### YOUR GOAL
Output each entry exactly as written.
Top of EXCERPTED DATA
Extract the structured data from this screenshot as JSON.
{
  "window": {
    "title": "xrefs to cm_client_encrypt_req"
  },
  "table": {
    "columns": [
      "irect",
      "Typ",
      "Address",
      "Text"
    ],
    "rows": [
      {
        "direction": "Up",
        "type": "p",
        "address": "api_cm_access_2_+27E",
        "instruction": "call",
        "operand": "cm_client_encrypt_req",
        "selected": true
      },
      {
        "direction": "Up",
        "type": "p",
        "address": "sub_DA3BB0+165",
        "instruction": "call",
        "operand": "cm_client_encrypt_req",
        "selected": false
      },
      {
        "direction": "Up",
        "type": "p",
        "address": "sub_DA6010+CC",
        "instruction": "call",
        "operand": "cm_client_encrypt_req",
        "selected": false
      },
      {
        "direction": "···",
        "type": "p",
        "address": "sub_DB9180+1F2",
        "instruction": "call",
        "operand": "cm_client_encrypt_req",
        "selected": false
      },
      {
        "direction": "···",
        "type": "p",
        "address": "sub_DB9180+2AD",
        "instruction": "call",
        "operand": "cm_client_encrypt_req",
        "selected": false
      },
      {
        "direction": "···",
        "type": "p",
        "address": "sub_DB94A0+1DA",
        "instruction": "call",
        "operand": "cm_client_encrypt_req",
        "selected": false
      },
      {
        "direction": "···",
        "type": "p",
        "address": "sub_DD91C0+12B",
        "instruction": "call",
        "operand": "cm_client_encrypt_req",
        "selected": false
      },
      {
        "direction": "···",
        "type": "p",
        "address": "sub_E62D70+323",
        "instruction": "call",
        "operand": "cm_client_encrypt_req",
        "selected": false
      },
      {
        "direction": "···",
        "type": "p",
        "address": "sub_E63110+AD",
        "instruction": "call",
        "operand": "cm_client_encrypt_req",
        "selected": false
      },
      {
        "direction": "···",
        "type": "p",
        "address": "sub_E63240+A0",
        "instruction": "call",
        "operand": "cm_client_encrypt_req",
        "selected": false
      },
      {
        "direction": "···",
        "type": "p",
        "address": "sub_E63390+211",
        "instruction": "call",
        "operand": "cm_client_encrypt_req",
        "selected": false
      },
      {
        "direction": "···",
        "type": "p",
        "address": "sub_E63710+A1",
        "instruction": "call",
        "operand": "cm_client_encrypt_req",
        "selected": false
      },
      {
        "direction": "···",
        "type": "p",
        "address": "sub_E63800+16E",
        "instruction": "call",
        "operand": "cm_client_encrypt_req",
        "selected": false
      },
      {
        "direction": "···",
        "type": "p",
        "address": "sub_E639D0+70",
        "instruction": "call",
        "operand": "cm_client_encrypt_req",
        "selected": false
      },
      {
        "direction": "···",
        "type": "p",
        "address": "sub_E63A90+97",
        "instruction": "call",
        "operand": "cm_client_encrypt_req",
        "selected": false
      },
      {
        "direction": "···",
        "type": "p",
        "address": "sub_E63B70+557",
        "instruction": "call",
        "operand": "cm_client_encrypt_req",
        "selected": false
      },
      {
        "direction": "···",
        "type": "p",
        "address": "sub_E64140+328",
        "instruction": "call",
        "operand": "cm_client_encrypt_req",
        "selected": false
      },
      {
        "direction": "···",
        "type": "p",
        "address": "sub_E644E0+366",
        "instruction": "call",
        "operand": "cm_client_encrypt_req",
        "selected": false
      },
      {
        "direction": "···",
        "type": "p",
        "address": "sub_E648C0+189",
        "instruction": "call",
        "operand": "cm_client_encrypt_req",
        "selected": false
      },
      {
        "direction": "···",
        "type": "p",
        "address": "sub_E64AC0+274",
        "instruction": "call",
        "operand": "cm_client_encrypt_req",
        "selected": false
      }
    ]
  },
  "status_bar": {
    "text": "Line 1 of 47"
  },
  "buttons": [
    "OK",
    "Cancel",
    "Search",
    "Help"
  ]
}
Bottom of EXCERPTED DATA
### OUTPUT OF THE TASK
Extract the structured data from this screenshot as JSON.
{
  "window": {
    "title": "xrefs to cm_client_encrypt_req"
  },
  "table": {
    "columns": [
      "irect",
      "Typ",
      "Address",
      "Text"
    ],
    "rows": [
      {
        "direction": "Up",
        "type": "p",
        "address": "api_cm_access_2_+27E",
        "instruction": "call",
        "operand": "cm_client_encrypt_req",
        "selected": true
      },
      {
        "direction": "Up",
        "type": "p",
        "address": "sub_DA3BB0+165",
        "instruction": "call",
        "operand": "cm_client_encrypt_req",
        "selected": false
      },
      {
        "direction": "Up",
        "type": "p",
        "address": "sub_DA6010+CC",
        "instruction": "call",
        "operand": "cm_client_encrypt_req",
        "selected": false
      },
      {
        "direction": "···",
        "type": "p",
        "address": "sub_DB9180+1F2",
        "instruction": "call",
        "operand": "cm_client_encrypt_req",
        "selected": false
      },
      {
        "direction": "···",
        "type": "p",
        "address": "sub_DB9180+2AD",
        "instruction": "call",
        "operand": "cm_client_encrypt_req",
        "selected": false
      },
      {
        "direction": "···",
        "type": "p",
        "address": "sub_DB94A0+1DA",
        "instruction": "call",
        "operand": "cm_client_encrypt_req",
        "selected": false
      },
      {
        "direction": "···",
        "type": "p",
        "address": "sub_DD91C0+12B",
        "instruction": "call",
        "operand": "cm_client_encrypt_req",
        "selected": false
      },
      {
        "direction": "···",
        "type": "p",
        "address": "sub_E62D70+323",
        "instruction": "call",
        "operand": "cm_client_encrypt_req",
        "selected": false
      },
      {
        "direction": "···",
        "type": "p",
        "address": "sub_E63110+AD",
        "instruction": "call",
        "operand": "cm_client_encrypt_req",
        "selected": false
      },
      {
        "direction": "···",
        "type": "p",
        "address": "sub_E63240+A0",
        "instruction": "call",
        "operand": "cm_client_encrypt_req",
        "selected": false
      },
      {
        "direction": "···",
        "type": "p",
        "address": "sub_E63390+211",
        "instruction": "call",
        "operand": "cm_client_encrypt_req",
        "selected": false
      },
      {
        "direction": "···",
        "type": "p",
        "address": "sub_E63710+A1",
        "instruction": "call",
        "operand": "cm_client_encrypt_req",
        "selected": false
      },
      {
        "direction": "···",
        "type": "p",
        "address": "sub_E63800+16E",
        "instruction": "call",
        "operand": "cm_client_encrypt_req",
        "selected": false
      },
      {
        "direction": "···",
        "type": "p",
        "address": "sub_E639D0+70",
        "instruction": "call",
        "operand": "cm_client_encrypt_req",
        "selected": false
      },
      {
        "direction": "···",
        "type": "p",
        "address": "sub_E63A90+97",
        "instruction": "call",
        "operand": "cm_client_encrypt_req",
        "selected": false
      },
      {
        "direction": "···",
        "type": "p",
        "address": "sub_E63B70+557",
        "instruction": "call",
        "operand": "cm_client_encrypt_req",
        "selected": false
      },
      {
        "direction": "···",
        "type": "p",
        "address": "sub_E64140+328",
        "instruction": "call",
        "operand": "cm_client_encrypt_req",
        "selected": false
      },
      {
        "direction": "···",
        "type": "p",
        "address": "sub_E644E0+366",
        "instruction": "call",
        "operand": "cm_client_encrypt_req",
        "selected": false
      },
      {
        "direction": "···",
        "type": "p",
        "address": "sub_E648C0+189",
        "instruction": "call",
        "operand": "cm_client_encrypt_req",
        "selected": false
      },
      {
        "direction": "···",
        "type": "p",
        "address": "sub_E64AC0+274",
        "instruction": "call",
        "operand": "cm_client_encrypt_req",
        "selected": false
      }
    ]
  },
  "status_bar": {
    "text": "Line 1 of 47"
  },
  "buttons": [
    "OK",
    "Cancel",
    "Search",
    "Help"
  ]
}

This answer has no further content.